Recorded data -
━━━━━━
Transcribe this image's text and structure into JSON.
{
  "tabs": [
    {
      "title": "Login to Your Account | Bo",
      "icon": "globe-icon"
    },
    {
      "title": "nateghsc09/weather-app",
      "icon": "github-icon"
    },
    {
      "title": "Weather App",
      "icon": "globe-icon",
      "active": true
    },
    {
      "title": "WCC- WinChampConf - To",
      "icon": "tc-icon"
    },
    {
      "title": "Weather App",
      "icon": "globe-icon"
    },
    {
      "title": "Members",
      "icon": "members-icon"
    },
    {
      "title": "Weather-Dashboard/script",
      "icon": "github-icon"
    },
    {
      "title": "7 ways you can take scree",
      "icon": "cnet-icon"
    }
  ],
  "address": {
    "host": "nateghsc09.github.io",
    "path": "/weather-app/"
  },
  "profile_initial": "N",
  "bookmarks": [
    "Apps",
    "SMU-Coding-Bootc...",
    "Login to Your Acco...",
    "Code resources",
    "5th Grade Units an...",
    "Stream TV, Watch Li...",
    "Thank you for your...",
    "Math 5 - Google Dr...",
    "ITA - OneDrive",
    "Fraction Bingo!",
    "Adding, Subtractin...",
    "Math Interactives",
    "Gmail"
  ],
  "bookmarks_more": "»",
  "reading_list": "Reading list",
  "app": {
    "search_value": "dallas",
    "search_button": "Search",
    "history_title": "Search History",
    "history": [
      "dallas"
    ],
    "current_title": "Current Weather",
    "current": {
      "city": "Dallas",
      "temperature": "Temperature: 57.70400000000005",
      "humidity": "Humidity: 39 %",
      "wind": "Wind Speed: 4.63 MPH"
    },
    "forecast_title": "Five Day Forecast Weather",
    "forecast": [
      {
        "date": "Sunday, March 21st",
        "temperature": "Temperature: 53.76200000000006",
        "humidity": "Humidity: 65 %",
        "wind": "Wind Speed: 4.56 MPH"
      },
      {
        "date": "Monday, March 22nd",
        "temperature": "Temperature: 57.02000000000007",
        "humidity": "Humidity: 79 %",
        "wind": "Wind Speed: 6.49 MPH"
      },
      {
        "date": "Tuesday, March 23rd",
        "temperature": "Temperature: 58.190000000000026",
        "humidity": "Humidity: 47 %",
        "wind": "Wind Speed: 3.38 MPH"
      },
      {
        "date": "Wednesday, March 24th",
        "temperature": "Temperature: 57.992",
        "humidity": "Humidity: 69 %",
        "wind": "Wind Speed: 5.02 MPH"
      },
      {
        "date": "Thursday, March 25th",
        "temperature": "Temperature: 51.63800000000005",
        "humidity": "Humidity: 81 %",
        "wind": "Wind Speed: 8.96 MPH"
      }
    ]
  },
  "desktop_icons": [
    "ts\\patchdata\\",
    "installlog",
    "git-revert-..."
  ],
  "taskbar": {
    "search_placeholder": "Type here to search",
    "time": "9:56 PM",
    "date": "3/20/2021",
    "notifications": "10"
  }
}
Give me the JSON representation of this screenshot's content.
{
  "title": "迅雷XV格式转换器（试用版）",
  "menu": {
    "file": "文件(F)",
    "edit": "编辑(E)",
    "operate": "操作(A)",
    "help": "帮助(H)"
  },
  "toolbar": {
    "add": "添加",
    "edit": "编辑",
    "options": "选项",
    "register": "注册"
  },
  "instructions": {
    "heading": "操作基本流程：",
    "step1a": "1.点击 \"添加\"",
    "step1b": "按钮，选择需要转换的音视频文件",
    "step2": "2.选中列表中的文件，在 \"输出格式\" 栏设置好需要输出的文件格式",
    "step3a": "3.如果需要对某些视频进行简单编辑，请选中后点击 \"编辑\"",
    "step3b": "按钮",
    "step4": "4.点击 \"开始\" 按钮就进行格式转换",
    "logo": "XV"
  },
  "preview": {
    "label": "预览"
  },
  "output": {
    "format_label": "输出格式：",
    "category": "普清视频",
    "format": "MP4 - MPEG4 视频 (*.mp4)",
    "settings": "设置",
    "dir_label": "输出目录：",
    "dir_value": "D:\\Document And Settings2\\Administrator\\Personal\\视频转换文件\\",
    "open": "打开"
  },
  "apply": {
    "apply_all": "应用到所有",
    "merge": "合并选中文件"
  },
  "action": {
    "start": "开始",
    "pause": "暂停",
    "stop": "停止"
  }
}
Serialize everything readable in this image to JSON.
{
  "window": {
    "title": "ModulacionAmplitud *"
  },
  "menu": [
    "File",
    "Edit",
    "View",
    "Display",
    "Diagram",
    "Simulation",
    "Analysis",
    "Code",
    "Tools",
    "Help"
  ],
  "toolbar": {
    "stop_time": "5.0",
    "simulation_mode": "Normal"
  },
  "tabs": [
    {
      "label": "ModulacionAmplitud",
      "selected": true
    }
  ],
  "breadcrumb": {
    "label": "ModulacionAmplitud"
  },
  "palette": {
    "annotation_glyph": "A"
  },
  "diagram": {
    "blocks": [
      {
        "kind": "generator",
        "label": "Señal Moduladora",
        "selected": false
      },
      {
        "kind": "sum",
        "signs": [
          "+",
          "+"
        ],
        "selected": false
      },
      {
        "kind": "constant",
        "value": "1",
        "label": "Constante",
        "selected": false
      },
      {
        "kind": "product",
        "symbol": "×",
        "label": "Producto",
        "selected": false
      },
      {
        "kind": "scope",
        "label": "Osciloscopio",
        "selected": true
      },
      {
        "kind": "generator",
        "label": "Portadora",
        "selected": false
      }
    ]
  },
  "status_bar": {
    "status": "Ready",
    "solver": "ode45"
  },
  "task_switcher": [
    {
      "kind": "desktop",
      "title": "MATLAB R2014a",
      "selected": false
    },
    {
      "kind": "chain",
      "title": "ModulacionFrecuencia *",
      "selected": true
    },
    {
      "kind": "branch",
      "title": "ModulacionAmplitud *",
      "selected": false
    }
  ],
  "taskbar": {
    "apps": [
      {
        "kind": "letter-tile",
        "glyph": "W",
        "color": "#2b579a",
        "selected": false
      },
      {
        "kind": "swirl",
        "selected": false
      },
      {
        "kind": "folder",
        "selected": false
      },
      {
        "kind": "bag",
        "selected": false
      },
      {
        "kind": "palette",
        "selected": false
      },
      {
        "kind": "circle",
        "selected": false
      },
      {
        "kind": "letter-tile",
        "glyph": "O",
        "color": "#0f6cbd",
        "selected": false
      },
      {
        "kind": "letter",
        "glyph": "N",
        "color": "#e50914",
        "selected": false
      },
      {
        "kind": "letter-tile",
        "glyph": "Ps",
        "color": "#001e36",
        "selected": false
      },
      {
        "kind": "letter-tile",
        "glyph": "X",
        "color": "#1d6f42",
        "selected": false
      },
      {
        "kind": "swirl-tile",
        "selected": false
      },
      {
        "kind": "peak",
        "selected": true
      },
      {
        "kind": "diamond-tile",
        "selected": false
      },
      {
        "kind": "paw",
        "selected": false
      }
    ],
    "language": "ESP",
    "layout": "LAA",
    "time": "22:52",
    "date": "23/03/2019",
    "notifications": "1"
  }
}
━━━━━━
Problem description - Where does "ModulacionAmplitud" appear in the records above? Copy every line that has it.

Response box -
    "title": "ModulacionAmplitud *"
      "label": "ModulacionAmplitud",
    "label": "ModulacionAmplitud"
      "title": "ModulacionAmplitud *",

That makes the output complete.